— The use of shared control techniques has a profound impact on the performance of a robotic assistant controlled by human brain signals. However, this shared control usually provides assistance to the user in a constant and identical manner each time. Creating an adaptive level of assistance, thereby complementing the user's capabilities at any moment,(More)
In this work we present a novel system for autonomous mobile robot navigation. With only an omnidi-rectional camera as sensor, this system is able to build automatically and robustly accurate topologically organised environment maps of a complex, natural environment. It can localise itself using such a map at each moment, including both at startup(More)
Controlling a robotic device by using human brain signals is an interesting and challenging task.

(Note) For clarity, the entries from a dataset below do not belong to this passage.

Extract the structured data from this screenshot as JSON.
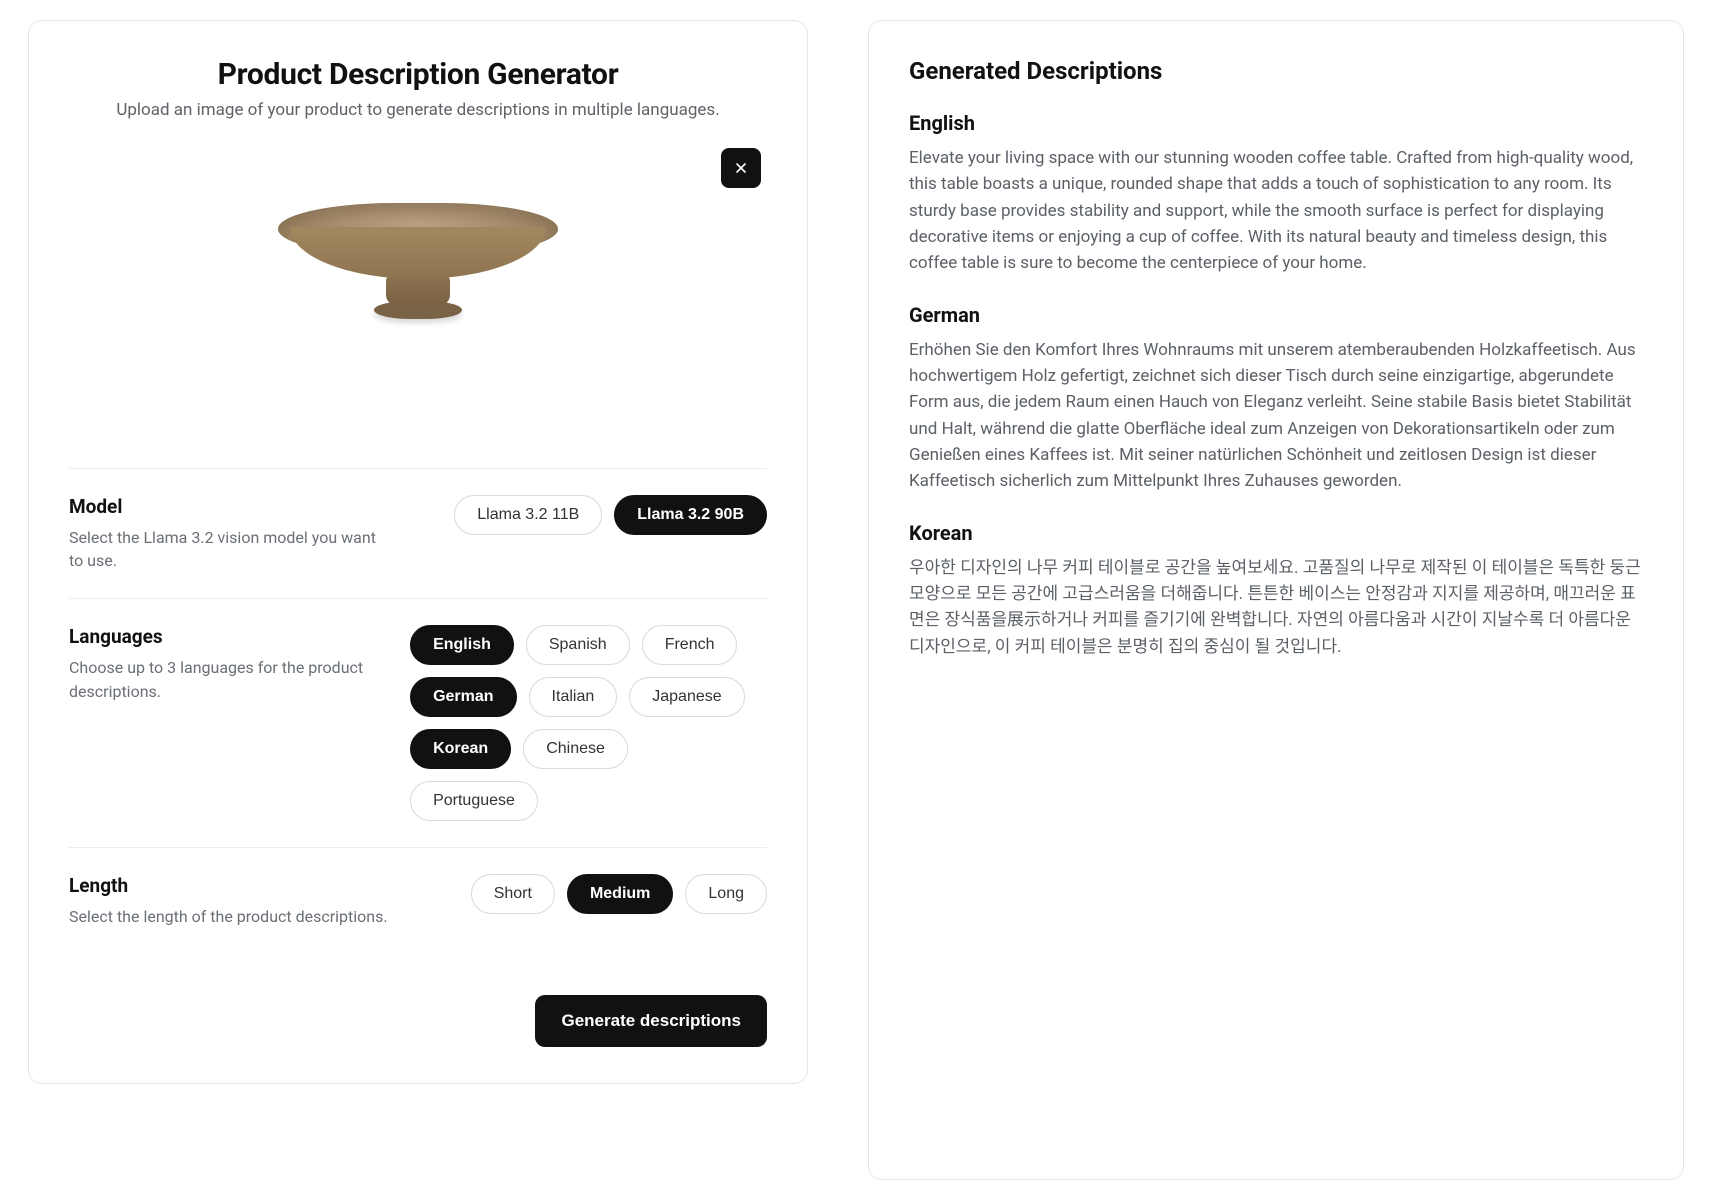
{
  "generator": {
    "title": "Product Description Generator",
    "subtitle": "Upload an image of your product to generate descriptions in multiple languages.",
    "image_alt": "wooden-bowl-product-image"
  },
  "model": {
    "section_title": "Model",
    "section_desc": "Select the Llama 3.2 vision model you want to use.",
    "options": [
      {
        "label": "Llama 3.2 11B",
        "selected": false
      },
      {
        "label": "Llama 3.2 90B",
        "selected": true
      }
    ]
  },
  "languages": {
    "section_title": "Languages",
    "section_desc": "Choose up to 3 languages for the product descriptions.",
    "options": [
      {
        "label": "English",
        "selected": true
      },
      {
        "label": "Spanish",
        "selected": false
      },
      {
        "label": "French",
        "selected": false
      },
      {
        "label": "German",
        "selected": true
      },
      {
        "label": "Italian",
        "selected": false
      },
      {
        "label": "Japanese",
        "selected": false
      },
      {
        "label": "Korean",
        "selected": true
      },
      {
        "label": "Chinese",
        "selected": false
      },
      {
        "label": "Portuguese",
        "selected": false
      }
    ]
  },
  "length": {
    "section_title": "Length",
    "section_desc": "Select the length of the product descriptions.",
    "options": [
      {
        "label": "Short",
        "selected": false
      },
      {
        "label": "Medium",
        "selected": true
      },
      {
        "label": "Long",
        "selected": false
      }
    ]
  },
  "actions": {
    "generate_label": "Generate descriptions"
  },
  "output": {
    "title": "Generated Descriptions",
    "items": [
      {
        "language": "English",
        "text": "Elevate your living space with our stunning wooden coffee table. Crafted from high-quality wood, this table boasts a unique, rounded shape that adds a touch of sophistication to any room. Its sturdy base provides stability and support, while the smooth surface is perfect for displaying decorative items or enjoying a cup of coffee. With its natural beauty and timeless design, this coffee table is sure to become the centerpiece of your home."
      },
      {
        "language": "German",
        "text": "Erhöhen Sie den Komfort Ihres Wohnraums mit unserem atemberaubenden Holzkaffeetisch. Aus hochwertigem Holz gefertigt, zeichnet sich dieser Tisch durch seine einzigartige, abgerundete Form aus, die jedem Raum einen Hauch von Eleganz verleiht. Seine stabile Basis bietet Stabilität und Halt, während die glatte Oberfläche ideal zum Anzeigen von Dekorationsartikeln oder zum Genießen eines Kaffees ist. Mit seiner natürlichen Schönheit und zeitlosen Design ist dieser Kaffeetisch sicherlich zum Mittelpunkt Ihres Zuhauses geworden."
      },
      {
        "language": "Korean",
        "text": "우아한 디자인의 나무 커피 테이블로 공간을 높여보세요. 고품질의 나무로 제작된 이 테이블은 독특한 둥근 모양으로 모든 공간에 고급스러움을 더해줍니다. 튼튼한 베이스는 안정감과 지지를 제공하며, 매끄러운 표면은 장식품을展示하거나 커피를 즐기기에 완벽합니다. 자연의 아름다움과 시간이 지날수록 더 아름다운 디자인으로, 이 커피 테이블은 분명히 집의 중심이 될 것입니다."
      }
    ]
  }
}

The device may be complicated to control and the nonstationary nature of the brain signals provides for a rather unstable input. With the use of intelligent processing algorithms adapted to the task at hand, however, the performance can be increased. This paper(More)
— Vision sensors are attractive for autonomous robots because they are a rich source of environment information. The main challenge in using images for mobile robots is managing this wealth of information. A relatively recent approach is the use of fast wide baseline local features, which we developed and used in the novel approach to sparse visual path(More)
SUMMARY: Feedback plays an important role when learning to use a BCI. Here we compare visual and haptic feedback in a short experiment. By imagining left and right hand movements, six novice subjects tried to control a BCI with the help of either visual or haptic feedback every 1s. Alpha band EEG signals from C3 and C4 were classified. The classifier was(More)
This article proposes a software framework for multi-sensor, multi-actuator systems, such as our mobile robot LiAS (Leuven intelligent Autonomous System , see figure 1). The framework is based on an agent-based philosophy, which makes it extremely useful for programming behaviour-based controllers, but it is applicable for any type of control. The framework(More)